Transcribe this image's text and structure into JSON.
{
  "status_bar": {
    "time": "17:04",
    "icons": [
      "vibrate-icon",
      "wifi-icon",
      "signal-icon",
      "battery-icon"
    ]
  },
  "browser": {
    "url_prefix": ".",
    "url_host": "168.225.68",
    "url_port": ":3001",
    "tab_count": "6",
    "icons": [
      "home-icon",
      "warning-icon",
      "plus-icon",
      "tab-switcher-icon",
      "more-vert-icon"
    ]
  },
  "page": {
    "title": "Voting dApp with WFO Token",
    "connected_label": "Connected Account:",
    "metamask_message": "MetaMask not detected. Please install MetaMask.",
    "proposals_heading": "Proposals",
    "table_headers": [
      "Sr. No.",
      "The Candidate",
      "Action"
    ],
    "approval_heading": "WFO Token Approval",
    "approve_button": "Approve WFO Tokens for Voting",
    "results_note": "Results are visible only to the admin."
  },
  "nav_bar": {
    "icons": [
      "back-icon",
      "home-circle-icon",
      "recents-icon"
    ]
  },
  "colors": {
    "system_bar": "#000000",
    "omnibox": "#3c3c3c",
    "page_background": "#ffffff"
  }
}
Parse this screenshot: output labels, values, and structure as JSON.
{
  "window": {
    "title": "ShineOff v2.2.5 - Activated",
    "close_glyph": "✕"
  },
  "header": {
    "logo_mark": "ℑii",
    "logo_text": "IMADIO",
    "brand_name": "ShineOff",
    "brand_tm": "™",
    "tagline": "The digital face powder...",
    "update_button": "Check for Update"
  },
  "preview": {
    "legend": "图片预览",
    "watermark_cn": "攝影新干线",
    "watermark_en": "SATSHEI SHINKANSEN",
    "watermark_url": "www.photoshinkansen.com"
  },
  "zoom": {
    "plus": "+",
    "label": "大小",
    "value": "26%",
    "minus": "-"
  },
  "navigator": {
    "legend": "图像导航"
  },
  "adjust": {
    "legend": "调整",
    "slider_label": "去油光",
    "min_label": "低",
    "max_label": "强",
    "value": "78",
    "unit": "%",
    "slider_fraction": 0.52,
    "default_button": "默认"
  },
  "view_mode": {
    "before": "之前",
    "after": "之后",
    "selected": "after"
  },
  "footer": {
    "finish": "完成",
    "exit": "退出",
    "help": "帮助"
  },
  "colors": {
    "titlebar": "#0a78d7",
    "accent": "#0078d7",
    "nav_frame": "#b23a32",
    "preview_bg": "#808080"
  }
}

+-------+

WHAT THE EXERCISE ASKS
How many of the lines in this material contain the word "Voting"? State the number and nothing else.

RESPONSE
2